What is molluscum contagiosum?
Molluscum contagiosum is a benign skin disease caused by a poxvirus. The virus enters through small breaks in the skin, and molluscum lesions start to appear after a period of incubation. Molluscum contagiosum only affects the skin and does not cause systemic or internal problems.
How to recognize molluscum contagiosum? Typically, molluscum contagiosum presents as small, shiny, flesh-colored or pink dome-shaped papules with an umbilicated center. Although they start as small papules, they may grow to the size of a pencil eraser. A white core may also be visible. Molluscum can appear anywhere on the body and commonly involves skin folds or areas of close skin-to-skin contact, such as the armpits and the back of the knee. They do not appear on the palms of the hands or soles of the feet.

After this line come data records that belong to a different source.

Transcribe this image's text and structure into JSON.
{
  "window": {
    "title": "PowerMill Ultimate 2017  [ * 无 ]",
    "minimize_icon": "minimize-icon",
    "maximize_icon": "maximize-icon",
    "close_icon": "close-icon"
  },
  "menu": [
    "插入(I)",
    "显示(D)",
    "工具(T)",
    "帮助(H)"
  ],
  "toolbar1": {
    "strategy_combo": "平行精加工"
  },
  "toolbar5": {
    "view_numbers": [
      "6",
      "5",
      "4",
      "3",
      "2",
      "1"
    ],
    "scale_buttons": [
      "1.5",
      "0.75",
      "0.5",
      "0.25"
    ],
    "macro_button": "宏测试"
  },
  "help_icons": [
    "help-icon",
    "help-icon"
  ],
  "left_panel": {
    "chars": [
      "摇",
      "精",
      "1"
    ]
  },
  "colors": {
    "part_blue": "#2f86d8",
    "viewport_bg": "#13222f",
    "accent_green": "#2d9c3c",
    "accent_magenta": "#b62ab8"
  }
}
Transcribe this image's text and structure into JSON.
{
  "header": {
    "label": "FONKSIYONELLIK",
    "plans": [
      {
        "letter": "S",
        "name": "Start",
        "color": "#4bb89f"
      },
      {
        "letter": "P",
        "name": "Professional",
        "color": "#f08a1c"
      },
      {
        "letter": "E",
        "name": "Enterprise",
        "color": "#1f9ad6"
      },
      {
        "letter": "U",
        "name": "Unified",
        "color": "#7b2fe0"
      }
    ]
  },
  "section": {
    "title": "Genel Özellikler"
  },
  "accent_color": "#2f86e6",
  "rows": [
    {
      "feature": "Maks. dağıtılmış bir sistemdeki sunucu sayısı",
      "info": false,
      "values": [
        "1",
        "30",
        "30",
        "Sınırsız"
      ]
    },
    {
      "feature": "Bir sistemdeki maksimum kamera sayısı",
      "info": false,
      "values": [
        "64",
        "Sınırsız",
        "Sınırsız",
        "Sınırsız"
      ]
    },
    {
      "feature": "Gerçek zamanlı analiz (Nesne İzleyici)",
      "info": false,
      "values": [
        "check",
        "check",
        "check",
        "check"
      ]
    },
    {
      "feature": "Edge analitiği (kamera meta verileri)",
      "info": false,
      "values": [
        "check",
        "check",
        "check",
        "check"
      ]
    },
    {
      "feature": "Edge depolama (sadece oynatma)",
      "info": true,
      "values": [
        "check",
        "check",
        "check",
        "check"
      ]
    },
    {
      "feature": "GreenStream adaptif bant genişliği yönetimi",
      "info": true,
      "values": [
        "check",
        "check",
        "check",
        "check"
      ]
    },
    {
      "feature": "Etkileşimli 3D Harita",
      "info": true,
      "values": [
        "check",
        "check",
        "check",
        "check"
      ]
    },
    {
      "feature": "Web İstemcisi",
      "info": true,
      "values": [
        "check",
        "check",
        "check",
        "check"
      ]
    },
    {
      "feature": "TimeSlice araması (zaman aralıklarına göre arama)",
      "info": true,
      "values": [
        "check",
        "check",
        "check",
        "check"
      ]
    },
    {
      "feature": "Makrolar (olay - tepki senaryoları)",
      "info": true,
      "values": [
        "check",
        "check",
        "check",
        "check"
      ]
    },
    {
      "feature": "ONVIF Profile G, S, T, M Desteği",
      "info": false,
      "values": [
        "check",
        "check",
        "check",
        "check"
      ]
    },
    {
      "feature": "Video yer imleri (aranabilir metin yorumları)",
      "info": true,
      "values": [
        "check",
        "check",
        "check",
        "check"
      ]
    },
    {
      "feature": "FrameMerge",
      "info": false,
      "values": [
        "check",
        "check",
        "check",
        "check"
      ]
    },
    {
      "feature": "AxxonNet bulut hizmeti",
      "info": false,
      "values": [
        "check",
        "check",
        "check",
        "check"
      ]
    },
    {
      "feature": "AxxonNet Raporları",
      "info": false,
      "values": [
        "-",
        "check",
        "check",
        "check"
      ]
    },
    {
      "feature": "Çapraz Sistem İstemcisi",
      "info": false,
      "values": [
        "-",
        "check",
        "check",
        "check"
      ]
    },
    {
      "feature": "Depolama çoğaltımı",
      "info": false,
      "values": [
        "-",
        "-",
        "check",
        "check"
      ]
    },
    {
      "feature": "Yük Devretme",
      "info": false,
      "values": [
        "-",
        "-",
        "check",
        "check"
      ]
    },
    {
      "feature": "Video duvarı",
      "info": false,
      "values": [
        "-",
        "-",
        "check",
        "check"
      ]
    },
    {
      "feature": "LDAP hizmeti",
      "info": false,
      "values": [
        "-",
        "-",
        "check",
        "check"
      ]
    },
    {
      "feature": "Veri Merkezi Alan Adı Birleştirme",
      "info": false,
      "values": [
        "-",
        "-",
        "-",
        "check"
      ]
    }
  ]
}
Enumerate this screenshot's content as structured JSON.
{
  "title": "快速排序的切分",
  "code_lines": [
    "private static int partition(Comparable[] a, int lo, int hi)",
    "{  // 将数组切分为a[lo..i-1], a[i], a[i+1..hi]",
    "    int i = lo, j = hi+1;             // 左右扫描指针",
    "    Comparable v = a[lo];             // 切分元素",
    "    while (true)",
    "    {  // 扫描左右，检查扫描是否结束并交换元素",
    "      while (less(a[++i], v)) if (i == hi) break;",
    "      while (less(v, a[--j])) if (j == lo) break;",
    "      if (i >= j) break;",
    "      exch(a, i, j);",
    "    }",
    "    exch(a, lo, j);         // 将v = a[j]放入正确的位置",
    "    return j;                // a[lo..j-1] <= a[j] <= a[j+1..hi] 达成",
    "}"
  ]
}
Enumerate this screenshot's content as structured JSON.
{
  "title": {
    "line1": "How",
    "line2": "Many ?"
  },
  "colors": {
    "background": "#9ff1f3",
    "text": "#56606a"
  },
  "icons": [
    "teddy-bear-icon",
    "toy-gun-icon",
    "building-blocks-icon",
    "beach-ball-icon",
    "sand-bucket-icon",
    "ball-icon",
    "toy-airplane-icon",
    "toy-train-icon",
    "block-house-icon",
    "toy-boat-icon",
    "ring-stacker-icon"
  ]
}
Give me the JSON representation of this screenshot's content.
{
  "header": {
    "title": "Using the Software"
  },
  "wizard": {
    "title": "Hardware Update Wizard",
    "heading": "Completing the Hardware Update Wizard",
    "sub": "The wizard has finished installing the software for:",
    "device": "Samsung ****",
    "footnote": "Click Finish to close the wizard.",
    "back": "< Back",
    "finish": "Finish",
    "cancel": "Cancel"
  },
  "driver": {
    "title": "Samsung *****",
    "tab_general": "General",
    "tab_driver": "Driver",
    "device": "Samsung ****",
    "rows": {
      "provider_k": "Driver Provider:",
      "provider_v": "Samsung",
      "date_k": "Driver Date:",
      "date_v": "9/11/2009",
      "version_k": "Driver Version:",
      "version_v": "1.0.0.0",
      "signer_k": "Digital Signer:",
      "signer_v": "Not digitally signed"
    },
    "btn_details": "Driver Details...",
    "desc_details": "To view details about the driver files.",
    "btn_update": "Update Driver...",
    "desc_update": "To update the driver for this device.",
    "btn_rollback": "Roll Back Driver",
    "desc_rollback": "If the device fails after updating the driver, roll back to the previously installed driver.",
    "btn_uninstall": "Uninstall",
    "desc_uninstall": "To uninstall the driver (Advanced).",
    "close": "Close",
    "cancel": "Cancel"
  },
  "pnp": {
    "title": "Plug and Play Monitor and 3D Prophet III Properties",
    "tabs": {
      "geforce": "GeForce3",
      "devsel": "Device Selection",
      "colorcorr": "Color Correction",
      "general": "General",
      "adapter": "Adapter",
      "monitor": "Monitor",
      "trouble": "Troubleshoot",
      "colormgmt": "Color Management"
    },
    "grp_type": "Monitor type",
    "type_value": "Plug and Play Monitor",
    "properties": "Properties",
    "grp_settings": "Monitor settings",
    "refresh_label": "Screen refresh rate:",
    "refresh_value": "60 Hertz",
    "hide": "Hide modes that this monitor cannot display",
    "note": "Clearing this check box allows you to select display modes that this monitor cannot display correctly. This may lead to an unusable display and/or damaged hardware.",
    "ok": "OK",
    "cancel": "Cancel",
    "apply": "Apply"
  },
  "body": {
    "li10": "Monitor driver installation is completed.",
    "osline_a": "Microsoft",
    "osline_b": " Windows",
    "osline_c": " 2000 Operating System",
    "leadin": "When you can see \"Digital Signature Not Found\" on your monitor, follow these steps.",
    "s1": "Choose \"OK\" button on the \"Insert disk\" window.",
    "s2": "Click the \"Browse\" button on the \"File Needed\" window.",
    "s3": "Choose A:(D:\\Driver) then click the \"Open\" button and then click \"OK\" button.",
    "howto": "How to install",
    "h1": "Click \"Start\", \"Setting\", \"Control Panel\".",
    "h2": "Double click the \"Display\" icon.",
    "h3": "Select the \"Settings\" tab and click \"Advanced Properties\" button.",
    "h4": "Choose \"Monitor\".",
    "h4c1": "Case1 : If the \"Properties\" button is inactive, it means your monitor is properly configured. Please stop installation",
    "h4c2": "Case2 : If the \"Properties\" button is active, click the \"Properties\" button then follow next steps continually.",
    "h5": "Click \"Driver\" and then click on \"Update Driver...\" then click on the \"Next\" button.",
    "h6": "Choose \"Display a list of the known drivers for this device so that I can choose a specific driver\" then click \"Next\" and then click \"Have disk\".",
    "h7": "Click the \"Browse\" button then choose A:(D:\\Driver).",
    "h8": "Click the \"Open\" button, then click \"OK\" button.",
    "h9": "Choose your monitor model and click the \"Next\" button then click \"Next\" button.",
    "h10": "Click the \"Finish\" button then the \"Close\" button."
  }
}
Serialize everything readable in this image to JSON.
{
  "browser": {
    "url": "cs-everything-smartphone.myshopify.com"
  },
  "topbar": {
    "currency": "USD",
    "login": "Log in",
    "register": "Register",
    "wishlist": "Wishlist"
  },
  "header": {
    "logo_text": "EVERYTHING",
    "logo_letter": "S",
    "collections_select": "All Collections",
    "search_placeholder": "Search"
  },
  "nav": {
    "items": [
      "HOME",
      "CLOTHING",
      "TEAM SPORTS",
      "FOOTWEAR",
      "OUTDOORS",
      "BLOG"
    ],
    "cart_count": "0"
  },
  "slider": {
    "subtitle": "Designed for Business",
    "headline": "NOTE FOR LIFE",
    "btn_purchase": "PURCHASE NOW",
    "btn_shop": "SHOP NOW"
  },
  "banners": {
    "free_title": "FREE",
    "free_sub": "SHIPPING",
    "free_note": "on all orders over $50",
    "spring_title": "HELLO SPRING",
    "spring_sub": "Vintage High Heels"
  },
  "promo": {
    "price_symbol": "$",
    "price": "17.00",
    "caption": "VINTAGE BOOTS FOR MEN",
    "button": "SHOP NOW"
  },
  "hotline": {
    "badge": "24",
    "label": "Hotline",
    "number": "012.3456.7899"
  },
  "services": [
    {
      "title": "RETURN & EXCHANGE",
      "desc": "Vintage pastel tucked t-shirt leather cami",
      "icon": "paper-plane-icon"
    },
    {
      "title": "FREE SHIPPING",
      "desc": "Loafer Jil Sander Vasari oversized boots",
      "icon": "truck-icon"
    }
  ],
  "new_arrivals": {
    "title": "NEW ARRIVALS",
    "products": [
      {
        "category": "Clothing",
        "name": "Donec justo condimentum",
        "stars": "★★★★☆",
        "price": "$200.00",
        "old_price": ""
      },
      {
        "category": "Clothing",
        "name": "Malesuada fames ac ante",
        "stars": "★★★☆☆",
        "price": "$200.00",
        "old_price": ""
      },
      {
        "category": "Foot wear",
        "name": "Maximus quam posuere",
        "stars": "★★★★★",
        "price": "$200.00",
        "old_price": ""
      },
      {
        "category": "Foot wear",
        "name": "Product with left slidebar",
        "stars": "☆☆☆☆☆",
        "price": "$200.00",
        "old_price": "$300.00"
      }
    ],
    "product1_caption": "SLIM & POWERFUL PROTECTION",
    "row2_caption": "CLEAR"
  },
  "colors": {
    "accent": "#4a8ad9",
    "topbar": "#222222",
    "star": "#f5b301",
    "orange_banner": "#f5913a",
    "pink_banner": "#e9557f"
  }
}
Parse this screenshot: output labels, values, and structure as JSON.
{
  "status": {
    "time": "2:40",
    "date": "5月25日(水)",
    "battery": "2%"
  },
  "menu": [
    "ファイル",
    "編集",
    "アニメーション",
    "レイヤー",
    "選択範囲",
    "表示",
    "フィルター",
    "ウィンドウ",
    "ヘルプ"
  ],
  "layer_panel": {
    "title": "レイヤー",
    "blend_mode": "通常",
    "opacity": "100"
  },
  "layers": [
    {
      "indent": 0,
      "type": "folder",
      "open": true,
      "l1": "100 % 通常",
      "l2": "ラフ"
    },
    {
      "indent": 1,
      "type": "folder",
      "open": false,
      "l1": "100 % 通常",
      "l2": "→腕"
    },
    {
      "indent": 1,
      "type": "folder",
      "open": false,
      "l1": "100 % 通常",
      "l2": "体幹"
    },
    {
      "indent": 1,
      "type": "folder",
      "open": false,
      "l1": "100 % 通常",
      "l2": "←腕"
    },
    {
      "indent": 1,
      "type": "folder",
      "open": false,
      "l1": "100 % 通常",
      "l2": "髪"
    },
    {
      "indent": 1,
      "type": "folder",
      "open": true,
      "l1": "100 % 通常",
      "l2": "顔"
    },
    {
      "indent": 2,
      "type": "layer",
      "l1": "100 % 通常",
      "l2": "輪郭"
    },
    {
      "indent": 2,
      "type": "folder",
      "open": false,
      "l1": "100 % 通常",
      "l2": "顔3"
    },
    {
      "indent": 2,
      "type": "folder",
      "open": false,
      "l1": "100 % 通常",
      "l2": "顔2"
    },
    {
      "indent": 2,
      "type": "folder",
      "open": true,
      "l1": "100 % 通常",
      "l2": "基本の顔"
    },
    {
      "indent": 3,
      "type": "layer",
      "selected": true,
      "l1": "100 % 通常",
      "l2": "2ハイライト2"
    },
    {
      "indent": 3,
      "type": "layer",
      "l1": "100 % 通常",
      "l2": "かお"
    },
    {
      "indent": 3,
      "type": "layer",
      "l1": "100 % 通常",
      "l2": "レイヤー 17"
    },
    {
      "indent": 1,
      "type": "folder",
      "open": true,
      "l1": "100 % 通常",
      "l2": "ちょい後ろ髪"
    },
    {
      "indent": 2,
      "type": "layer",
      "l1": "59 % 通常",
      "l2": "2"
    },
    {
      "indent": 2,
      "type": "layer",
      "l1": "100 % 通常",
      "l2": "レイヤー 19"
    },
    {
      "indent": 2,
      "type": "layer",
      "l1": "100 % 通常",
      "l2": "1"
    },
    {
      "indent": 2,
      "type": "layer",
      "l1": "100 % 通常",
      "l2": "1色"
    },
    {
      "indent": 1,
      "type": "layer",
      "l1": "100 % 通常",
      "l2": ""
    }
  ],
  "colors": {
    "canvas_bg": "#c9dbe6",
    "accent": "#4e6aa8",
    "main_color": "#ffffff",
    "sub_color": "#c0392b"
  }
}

How does it spread? The virus is spread by skin-to-skin contact and contact with items that can carry the virus. For example: • A person with molluscum can spread the virus to other body parts by touching a noninfected area after rubbing or scratching a lesion. • The virus can spread to another person through direct skin-to-skin contact, as with hugging or linking arms. • A person can get molluscum through fomites such as kickboards, towels and clothing.
OFFICE TREATMENT OPTIONS AT CHAMPS Pediatrics for molluscum and for warts.
Extraction of the core
Cryotherapy with liquid nitrogen
Note: These are effective destructive measures that are often appropriate for older pediatric patients but may be uncomfortable or painful and hence are not always suitable for younger pediatric patients.
Cantharidin is a chemical compound derived from a blister beetle that induces the formation of a vesicle when applied to the skin. It must be obtained from a compounding pharmacy. This can be an effective and well-tolerated treatment option when used with the appropriate application technique. Note: Because of the unpredictable nature of blister formation, use of this chemical should be restricted to the body, arms and legs and should not be applied to the face
AT-HOME TREATMENT OPTIONS No treatment
Molluscum will spontaneously resolve with time but may last several months to a couple of years. Treatment recommendations
Molluscum contagiosum will eventually resolve without treatment, although this can take several months to a few years. Given that molluscum is a benign skin condition and that it will likely spontaneously resolve, reassurance to the parents and a watchful-waiting approach is reasonable. As some lesions resolve, others may appear. It is also common for molluscum to become irritated with redness, pruritus and swelling. This represents a natural immune reaction against the virus that is seen before spontaneous involution. Treatment can help prevent the spread of the virus to other body parts or people.